We read that at almost every rally, Mugabe accuses Makoni and Tsvangirai of being funded by British and American businesses. The Herald even published names of companies alleged to be funding Makoni.

The reporters doing these stories may be young and without much knowledge of what happened in the 1980s and 1990s, but their editors will definitely recall that every election before 2000, Mugabe received public financial donations (solicited and unsolicited) from mostly British individuals, companies and organisations.

I recall vividly that in preparation of the 1996 presidential election, Mugabe dispatched the late Eddison Zvobgo to go and fundraise in London, no less. Zvobgo raised more than 1 Million Pounds from the likes of Tiny Rowland and others.

I made several trips to London and other European destinations with Mugabe as a presidential reporter. There were meetings with white businessmen, which we would not be allowed to report on. I don’t suppose Mugabe discussed cricket with these men.

Lately, Tsvangirai has ganged up with Mugabe in accusing Makoni of being funded by foreign “embassies” in Harare. This sounds to me like a jilted lover venting on a rival suitor.

Was it not a few short years ago that Tsvangirai prided himself with being seen in the company of the same diplomats and even travelling to their countries to seek (and receive) endorsement and funding as the next president of Zimbabwe.

Could it be that after failing to deliver in three attempts, his former backers have decided to pursue a new and perhaps more acceptable option and Tsvangirai is lashing out in bitterness?

Whatever the case, the point is that Zimbabwean press (and to a large extent Diasporan and foreign press too) has been complicit in not being diligent enough to provide this background and cross-referencing or balancing their reports.

And the funding issue is not the only problem. There is the fact that Mugabe’s message at this year’s election rallies is exactly the same as he delivered at every other election campaign since the 1980s. He would give people land and food, increase salaries of government workers and make sure “bad ol’ whitie” doesn’t come back.

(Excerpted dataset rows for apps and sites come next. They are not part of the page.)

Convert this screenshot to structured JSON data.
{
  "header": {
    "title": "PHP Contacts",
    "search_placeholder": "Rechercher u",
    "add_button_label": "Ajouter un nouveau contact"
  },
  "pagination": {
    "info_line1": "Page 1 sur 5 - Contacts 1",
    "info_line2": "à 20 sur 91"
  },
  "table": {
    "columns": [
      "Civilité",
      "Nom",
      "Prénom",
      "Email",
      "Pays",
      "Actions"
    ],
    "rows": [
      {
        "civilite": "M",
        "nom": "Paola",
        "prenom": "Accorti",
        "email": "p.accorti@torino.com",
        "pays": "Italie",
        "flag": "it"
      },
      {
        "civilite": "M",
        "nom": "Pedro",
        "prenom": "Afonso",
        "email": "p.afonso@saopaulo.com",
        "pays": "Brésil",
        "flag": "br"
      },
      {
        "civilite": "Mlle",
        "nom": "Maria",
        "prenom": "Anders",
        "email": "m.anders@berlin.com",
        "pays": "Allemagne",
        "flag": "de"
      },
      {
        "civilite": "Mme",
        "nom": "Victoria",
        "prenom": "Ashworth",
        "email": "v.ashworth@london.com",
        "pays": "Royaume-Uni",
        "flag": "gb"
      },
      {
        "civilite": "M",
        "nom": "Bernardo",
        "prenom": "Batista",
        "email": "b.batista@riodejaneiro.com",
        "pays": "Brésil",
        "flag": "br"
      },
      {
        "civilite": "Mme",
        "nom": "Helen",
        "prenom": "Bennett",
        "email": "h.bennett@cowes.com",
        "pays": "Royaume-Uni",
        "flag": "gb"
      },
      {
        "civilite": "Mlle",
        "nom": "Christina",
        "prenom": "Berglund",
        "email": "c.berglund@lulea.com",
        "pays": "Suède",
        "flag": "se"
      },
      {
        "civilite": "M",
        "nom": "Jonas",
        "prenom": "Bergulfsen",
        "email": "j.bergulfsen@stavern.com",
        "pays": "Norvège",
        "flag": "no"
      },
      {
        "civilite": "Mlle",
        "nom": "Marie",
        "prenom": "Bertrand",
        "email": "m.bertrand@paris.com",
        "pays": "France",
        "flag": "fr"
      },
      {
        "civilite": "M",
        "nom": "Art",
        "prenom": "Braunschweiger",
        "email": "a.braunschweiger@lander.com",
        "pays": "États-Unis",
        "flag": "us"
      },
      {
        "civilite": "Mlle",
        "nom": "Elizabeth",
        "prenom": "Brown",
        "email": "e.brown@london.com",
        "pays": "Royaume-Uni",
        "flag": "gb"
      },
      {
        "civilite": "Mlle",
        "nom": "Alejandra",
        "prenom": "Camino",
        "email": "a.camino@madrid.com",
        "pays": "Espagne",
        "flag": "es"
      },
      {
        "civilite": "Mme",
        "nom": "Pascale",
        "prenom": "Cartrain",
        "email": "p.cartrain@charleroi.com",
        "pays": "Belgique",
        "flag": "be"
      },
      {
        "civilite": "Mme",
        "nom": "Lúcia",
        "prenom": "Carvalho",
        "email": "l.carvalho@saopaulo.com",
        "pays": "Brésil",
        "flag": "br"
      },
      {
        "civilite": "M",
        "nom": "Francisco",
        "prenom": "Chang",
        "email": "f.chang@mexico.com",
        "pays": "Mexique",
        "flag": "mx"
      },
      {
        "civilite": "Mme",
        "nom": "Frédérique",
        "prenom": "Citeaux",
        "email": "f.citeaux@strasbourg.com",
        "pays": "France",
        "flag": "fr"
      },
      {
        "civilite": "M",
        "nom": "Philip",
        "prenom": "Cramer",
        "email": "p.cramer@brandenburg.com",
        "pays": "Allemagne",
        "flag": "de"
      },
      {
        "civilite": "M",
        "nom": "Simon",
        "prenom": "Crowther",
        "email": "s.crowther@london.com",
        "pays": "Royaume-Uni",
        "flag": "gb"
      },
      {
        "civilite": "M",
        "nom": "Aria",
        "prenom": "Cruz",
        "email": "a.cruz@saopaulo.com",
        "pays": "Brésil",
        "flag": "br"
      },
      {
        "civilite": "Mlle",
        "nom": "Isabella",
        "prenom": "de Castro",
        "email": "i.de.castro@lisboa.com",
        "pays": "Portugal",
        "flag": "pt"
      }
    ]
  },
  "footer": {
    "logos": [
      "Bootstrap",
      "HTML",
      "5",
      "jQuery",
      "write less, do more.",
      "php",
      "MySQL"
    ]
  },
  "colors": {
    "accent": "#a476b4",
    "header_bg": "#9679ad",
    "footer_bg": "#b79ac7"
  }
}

Yet, not a single reporter has raised this background in the thousands of stories we read each election period. No effort is made to go to the people and ask them if they ever received the things Mugabe promised them every election period.

Then there is the issue of rally attendances. Last weekend when Makoni addressed a rally at White City stadium in Bulawayo, depending on the newspaper one read, the number of his audience ranged variously from 4,000 to 7,000. That’s understandable.

Then this weekend, it was Tsvangirai’s turn and the range was 12,000 to 40,000.

I covered many rallies and other functions at White City stadium and unless its carrying capacity was increased in the years that I have been away, I know that there is no way 20,000 people can fit into White City; let alone 30,000 or 40,000 which is the capacity for Barbourfields or Rufaro.

Then there is the issue of generals who declare that they will not salute any leader other than Mugabe. Why doesn’t anybody tell these gentlemen the truth that if Makoni or Tsvangirai are elected by the people of Zimbabwe, it is a simple fact of military rules that they will perform a crisp salute to their new Commander-In-Chief or else they will be court-martialed.

In any case, President Makoni or Tsvangirai will remove them from the positions they hold now and replace them with generals befitting that rank.

These are just a few of many inadequacies I notice in reports from Zimbabwe and I wish someone could ensure that we get backgrounded and balanced news.

Neglecting these ground rules of good journalism is, in itself, an act of electoral fraud.

Itching to react!? Bring it on: